Carlyn Harris @carlynharris - 2nd year, MD Program
"I loved the opportunity to collaborate both with my colleagues at Emory as well as faculty at Cochrane while learning about the effect of public health measures for COVID19. We learn more about this disease everyday; it was a privilege to deliver such important messages in an accessible format."
Emilie Morris @morris_emiliec - 3rd year, MD program
"I believe it is incredibly important, now more than ever, to have digestible health and science content to deliver to our patients, providers, and governments. The sheer volume of information can be easily overwhelming, and it is a delight to exercise my creative side in helping remove barriers to a better understanding of COVID-19 research."
Tyler Daugherty @tylerdau - 4th year, MD program
“Loved the opportunity to convey important science in an efficient way and contribute to the COVID effort. It’s a fun challenge to take the complex work of scientific studies and intuitively show it. Efficient dissemination of scientific information so that it can be used is always important, but even more so during COVID where providers are more busy and information is rapidly evolving.”

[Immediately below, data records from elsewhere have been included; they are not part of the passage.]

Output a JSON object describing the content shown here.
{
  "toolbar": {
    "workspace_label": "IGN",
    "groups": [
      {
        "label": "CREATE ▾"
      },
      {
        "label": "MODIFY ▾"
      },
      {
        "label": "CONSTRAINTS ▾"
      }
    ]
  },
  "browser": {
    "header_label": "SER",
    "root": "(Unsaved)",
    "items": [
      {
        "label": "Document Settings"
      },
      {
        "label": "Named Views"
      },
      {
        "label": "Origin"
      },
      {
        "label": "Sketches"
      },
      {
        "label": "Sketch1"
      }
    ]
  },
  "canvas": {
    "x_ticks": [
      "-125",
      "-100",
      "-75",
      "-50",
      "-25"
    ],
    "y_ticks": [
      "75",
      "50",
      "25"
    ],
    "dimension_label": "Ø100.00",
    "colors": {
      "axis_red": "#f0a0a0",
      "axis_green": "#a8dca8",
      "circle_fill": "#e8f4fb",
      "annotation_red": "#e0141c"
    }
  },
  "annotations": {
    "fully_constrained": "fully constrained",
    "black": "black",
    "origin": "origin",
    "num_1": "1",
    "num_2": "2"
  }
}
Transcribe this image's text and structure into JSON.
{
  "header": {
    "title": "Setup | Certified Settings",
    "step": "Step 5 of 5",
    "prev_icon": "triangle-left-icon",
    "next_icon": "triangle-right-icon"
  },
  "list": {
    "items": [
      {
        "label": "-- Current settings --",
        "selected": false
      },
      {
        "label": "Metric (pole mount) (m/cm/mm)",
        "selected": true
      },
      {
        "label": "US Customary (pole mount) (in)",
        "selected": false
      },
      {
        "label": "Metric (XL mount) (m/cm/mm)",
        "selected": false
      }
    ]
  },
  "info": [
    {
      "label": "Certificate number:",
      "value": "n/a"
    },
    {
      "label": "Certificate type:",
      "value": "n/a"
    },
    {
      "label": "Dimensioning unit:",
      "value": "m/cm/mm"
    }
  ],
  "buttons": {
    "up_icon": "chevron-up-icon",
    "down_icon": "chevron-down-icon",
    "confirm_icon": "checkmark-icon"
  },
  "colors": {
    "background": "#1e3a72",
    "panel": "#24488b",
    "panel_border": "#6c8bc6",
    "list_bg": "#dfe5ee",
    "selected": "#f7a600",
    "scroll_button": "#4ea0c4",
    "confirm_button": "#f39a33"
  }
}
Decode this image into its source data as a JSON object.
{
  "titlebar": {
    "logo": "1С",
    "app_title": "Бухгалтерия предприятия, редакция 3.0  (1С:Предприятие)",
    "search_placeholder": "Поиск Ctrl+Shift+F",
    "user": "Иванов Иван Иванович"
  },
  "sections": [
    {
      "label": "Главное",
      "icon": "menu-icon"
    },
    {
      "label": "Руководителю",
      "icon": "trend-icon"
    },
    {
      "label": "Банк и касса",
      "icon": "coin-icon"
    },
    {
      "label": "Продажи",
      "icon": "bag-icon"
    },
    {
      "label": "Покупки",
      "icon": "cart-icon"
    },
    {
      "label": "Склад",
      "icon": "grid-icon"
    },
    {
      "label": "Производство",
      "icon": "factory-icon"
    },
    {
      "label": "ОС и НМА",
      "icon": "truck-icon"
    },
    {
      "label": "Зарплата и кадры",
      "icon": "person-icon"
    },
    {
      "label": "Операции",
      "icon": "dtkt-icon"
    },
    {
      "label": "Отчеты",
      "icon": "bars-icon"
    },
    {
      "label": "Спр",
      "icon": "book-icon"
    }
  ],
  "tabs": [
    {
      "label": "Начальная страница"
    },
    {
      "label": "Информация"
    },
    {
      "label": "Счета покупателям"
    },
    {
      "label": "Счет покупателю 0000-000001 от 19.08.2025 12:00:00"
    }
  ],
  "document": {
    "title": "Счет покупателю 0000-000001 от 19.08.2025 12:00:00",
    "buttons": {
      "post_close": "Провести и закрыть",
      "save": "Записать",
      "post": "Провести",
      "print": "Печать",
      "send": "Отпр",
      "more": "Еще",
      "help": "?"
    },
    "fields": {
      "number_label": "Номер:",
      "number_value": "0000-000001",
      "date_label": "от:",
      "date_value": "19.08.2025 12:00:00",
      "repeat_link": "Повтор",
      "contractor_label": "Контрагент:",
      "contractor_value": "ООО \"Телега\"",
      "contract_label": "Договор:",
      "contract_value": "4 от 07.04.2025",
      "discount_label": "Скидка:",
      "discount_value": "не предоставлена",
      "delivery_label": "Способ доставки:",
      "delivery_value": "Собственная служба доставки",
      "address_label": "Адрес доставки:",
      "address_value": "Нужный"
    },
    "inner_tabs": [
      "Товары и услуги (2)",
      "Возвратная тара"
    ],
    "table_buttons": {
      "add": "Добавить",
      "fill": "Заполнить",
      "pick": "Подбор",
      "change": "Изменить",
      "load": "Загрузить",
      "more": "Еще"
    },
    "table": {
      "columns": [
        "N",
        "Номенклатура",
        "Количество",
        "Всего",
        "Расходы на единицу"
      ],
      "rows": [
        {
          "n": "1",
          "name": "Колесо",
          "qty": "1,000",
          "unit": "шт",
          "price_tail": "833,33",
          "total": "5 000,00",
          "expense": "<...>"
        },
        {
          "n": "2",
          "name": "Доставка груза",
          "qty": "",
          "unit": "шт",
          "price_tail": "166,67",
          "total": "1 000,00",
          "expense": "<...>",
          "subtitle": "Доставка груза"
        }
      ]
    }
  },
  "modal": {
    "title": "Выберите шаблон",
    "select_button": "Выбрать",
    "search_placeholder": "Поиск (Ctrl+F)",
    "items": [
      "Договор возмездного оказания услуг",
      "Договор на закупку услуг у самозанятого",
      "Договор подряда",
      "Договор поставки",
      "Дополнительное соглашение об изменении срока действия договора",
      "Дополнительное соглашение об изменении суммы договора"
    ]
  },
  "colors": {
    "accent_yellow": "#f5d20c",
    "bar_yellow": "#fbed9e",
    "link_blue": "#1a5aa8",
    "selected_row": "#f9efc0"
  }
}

Barriers and facilitators to healthcare workers’ adherence with infection prevention and control (IPC) guidelines for respiratory infectious diseases: a rapid qualitative evidence synthesis
Carey Jansen @careyjans - 6th year, MD/PhD Program
"Composing visual abstracts has been a fantastic way to interact with the COVID-19 literature, as well as hone my writing and design skills, all while getting to collaborate with other medical students, residents, and faculty."
<Visual abstract coming soon!>
Rachel Fried @RachelFried6 - 3rd year, MD program
"Creating visual abstracts has been an extremely rewarding creative outlet during these unprecedented times. It has allowed me to stay up to date on the current COVID-19 research, an opportunity to support the healthcare community in an accessible format, as well as collaborate and learn alongside my talented classmates and colleagues."
Grace Chung @chung_yg - 3rd year, MD/PhD Program
"I love how my interest in art and design can intersect with my passion for medicine and research. Editing these visual abstracts has allowed me to stay up to date with research in a new and creative way. As a student, I’m thankful for the opportunity to be part of this project!"
Quarantine alone or in combination with other public health measures to control COVID‐19: a rapid review
<visual abstract coming soon!>
Angel Xiao @an_xiao_ - 3rd year, MD program
"As someone who has always been passionate about the intersection of design principles and medical education, I feel incredibly grateful to have worked alongside my peers to help disseminate high-impact research through the COVID-19 visual abstract series, and I am excited about the implications of this project on furthering scientific engagement and literacy."